“That is it then,” Lady Aethlan said beside him. She patted her mare’s neck as she looked out in wonder at the landscape. “Atlas. It is as beautiful as I had imagined.”
Albrihn looked at her. “Beautiful?”
Huldane rode up to them. He too seemed awed. “I have never seen a city so huge. How many live there?”
“I’ve no idea,” Albrihn shrugged. He had to remember that the pale-skinned Talosi refugees had never been out of their provincial realm, with its wattle-and-daub houses built on the ruins his own people had left behind centuries ago. As noble as he’d found these two and those who followed them to be, they were still relative savages. Even in this state of decay, Atlas would seem like paradise to them.

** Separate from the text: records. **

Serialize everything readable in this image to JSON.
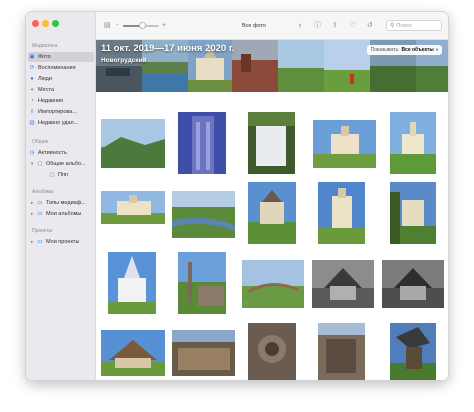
{
  "window": {
    "controls": [
      "close",
      "minimize",
      "zoom"
    ]
  },
  "sidebar": {
    "sections": [
      {
        "label": "Медиатека"
      },
      {
        "label": "Общие"
      },
      {
        "label": "Альбомы"
      },
      {
        "label": "Проекты"
      }
    ],
    "library_items": [
      {
        "label": "Фото",
        "icon": "photos-icon",
        "selected": true
      },
      {
        "label": "Воспоминания",
        "icon": "memories-icon"
      },
      {
        "label": "Люди",
        "icon": "people-icon"
      },
      {
        "label": "Места",
        "icon": "places-icon"
      },
      {
        "label": "Недавние",
        "icon": "recents-icon"
      },
      {
        "label": "Импортирова...",
        "icon": "imports-icon"
      },
      {
        "label": "Недавно удал...",
        "icon": "trash-icon"
      }
    ],
    "shared_items": [
      {
        "label": "Активность",
        "icon": "activity-icon"
      },
      {
        "label": "Общие альбо...",
        "icon": "shared-albums-icon"
      },
      {
        "label": "Ппп",
        "icon": "album-icon"
      }
    ],
    "album_items": [
      {
        "label": "Типы медиаф...",
        "icon": "folder-icon"
      },
      {
        "label": "Мои альбомы",
        "icon": "folder-icon"
      }
    ],
    "project_items": [
      {
        "label": "Мои проекты",
        "icon": "folder-icon"
      }
    ]
  },
  "toolbar": {
    "zoom_level": 0.55,
    "view_selector": "Все фото",
    "icons": [
      "sidebar-toggle-icon",
      "zoom-out-icon",
      "zoom-in-icon",
      "info-icon",
      "share-icon",
      "favorite-icon",
      "rotate-icon",
      "search-icon"
    ],
    "search_placeholder": "Поиск"
  },
  "header": {
    "date_range": "11 окт. 2019—17 июня 2020 г.",
    "location": "Новогрудский",
    "filter_prefix": "Показывать:",
    "filter_value": "Все объекты"
  },
  "colors": {
    "accent": "#2d7be8",
    "sidebar_bg": "#ebe9ee",
    "toolbar_bg": "#f6f6f6"
  }
}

“Strange,” Aethlan said after a moment, “but it seems a sombre place.”
“It’s not normally this barren,” Lieutenant Morrow said. “It’s supposed to be green.” She looked as eager to be back in the city as the captain, and her horse moved skittishly beneath her.
“No, it is not that.” She was frowning down at Atlas. “I expected more…colour.”
“Well, like I said…”
“She doesn’t mean the land.” Jonis was behind the group. Almost as pale as a Talosi, but with the tattoos that marked her out as a Cyclops Keeper and therefore outside the normal hierarchies of Atlantian society, she had proved herself far more than a skilled fighter and erstwhile companion on their journey north. Albrihn didn’t quite know what he’d do without her when they went back to their ordinary lives.
“What do you mean?” he asked her.
“The banners,” she said with a nod. “Look at them.”
Albrihn had to squint to make them out, but once he saw them he realised why they’d been so hard to spot. From every tower, from every wall, from every banner pole in the city, flags of a single colour flapped in the wind.
“They are all black,” Huldane said, “what does that signify? I thought red was the colour of Atlas…”
“They’re sable,” Albrihn said, a sinking feeling in his stomach. “And they signify mourning.”
“Who has died?” Aethlan asked with a frown.
“With every flag in the city changed,” Morrow said grimly, “there’s only one man it could be.” She glanced at Albrihn.
“We have no time to lose,” he said. He kicked his horse’s flanks, and galloped off down the hill towards his home city.